Each episode of Extraordinary Kiwis shines a spotlight on a particular Kiwi and the activities that make them extraordinary. In this third season pilot, Clarke Gayford spends some time in Antarctica with scientist Victoria Metcalf, who investigates how fish survive in such extreme cold and their use as bellwethers for climate change. The "very Auckland" Gayford learns to fish amongst the seals. Dealing with hooks and bait in -20°C conditions is challenging for the self-described "sook in the cold", but Gayford proves pretty handy with a rod.

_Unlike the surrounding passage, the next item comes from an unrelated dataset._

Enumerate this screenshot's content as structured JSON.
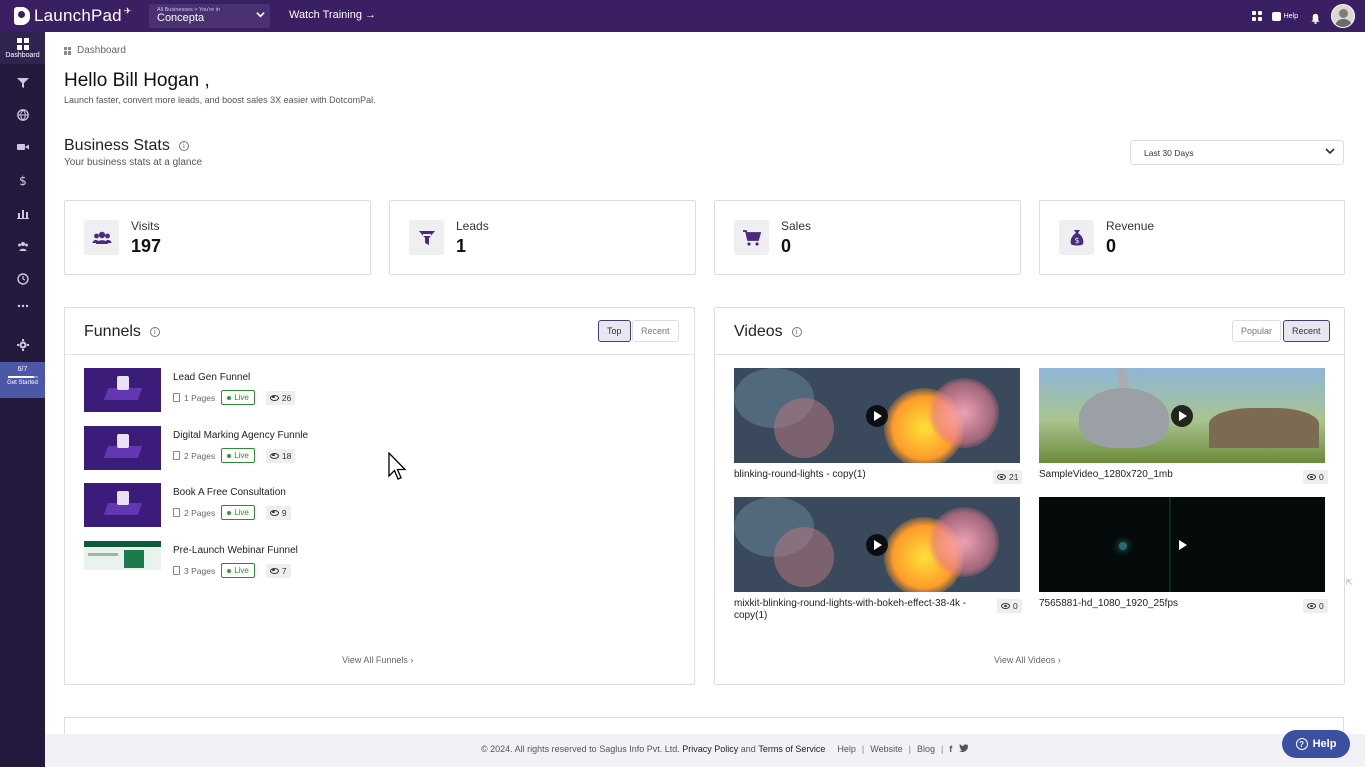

Then reigning US Open champion Michael Campbell is the subject of this episode from the series profiling notable New Zealanders. The ‘slice of life’ follows the golfer on a trip home to compete in the 2006 New Zealand Open, and to raise funds for Ronald McDonald House (a charity helping kids suffering from cancer). On the way to Gulf Harbour, a low key Campbell reflects on his journey from Titahi Bay to beating Tiger Woods: discussing fame, being a role model for younger golfers, and — on a photo shoot draped in a kākahu (feather cloak) — being Māori. Campbell would retire in 2015.
This episode from the first season of the show celebrating Kiwi heroes pays tribute to the exemplar: Sir Edmund Hillary. The greatest "damned good adventures" of Sir Ed's career (up to then) are bagged: his first peak (Mt Ollivier — reclimbed with son Peter here), trans-Antarctic by tractor, up the Ganges by jet-boat, school and hospital building in Nepal; and of course Everest, whose ascent is recreated with commentary from Hillary. Graeme Dingle provides reflection and presenter Neil Roberts has the last word: "[Sir Ed:] our own bold, bloody-minded magic Kiwi".

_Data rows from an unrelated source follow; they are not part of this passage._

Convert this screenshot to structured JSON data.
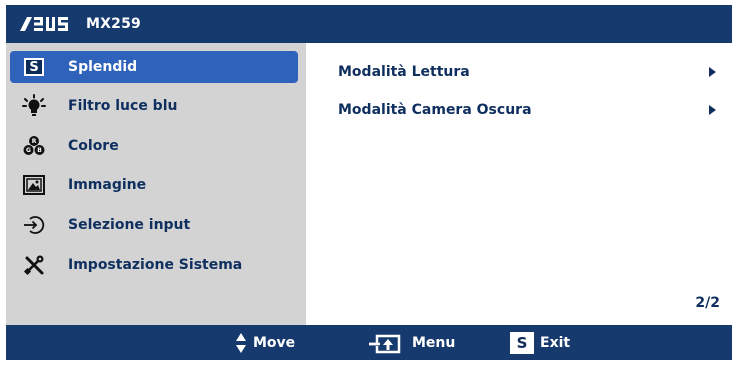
{
  "header": {
    "brand": "ASUS",
    "model": "MX259"
  },
  "menu": {
    "items": [
      {
        "label": "Splendid",
        "icon": "splendid-s-icon",
        "selected": true
      },
      {
        "label": "Filtro luce blu",
        "icon": "bulb-icon",
        "selected": false
      },
      {
        "label": "Colore",
        "icon": "rgb-icon",
        "selected": false
      },
      {
        "label": "Immagine",
        "icon": "image-icon",
        "selected": false
      },
      {
        "label": "Selezione input",
        "icon": "input-icon",
        "selected": false
      },
      {
        "label": "Impostazione Sistema",
        "icon": "tools-icon",
        "selected": false
      }
    ],
    "splendid_badge": "S"
  },
  "submenu": {
    "items": [
      {
        "label": "Modalità Lettura"
      },
      {
        "label": "Modalità Camera Oscura"
      }
    ],
    "page": "2/2"
  },
  "footer": {
    "move_label": "Move",
    "menu_label": "Menu",
    "exit_label": "Exit",
    "exit_badge": "S"
  },
  "colors": {
    "header_bg": "#173a6e",
    "sidebar_bg": "#d3d3d3",
    "selected_bg": "#2f63bb",
    "text": "#0f2f5f"
  }
}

Motor racing ace Scott Dixon is the subject of this episode from a series about notable New Zealanders. At 26, he is already an IndyCar champion but he’s subbing in here to help his team win a gruelling nine hour race in the heat at Salt Lake City and clinch a lower graded championship. The cameras are given plenty of trackside access to a relaxed and apparently unflappable Dixon who wears his 'Iceman' nickname with ease. While a mid-race excursion off the track fails to threaten his composure, his mother doesn’t fare quite so well from her weekend.

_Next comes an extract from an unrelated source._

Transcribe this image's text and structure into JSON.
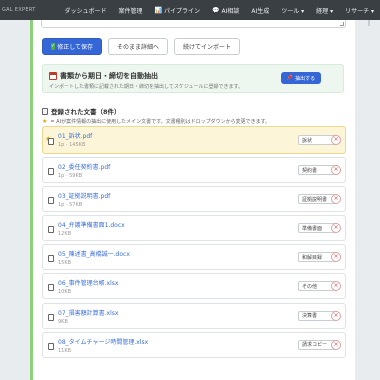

This episode of the Prime profile series follows a day in the life of driver Greg Murphy. The motorsport idol cycles to work — the Adelaide first round of the 2005 V8 Supercar series. There he adjusts to a new team after his 2004 Bathurst 1000 victory (the fourth time he's won the touring car race seen as the pinnacle of Australian motorsport). The down-to-earth Holden pinup charms sponsors and fans; discusses being an honorary Aussie; defends motor-racing as a sport; and when Murphy's gear-box blows it underlines his appreciation of success borne from struggle.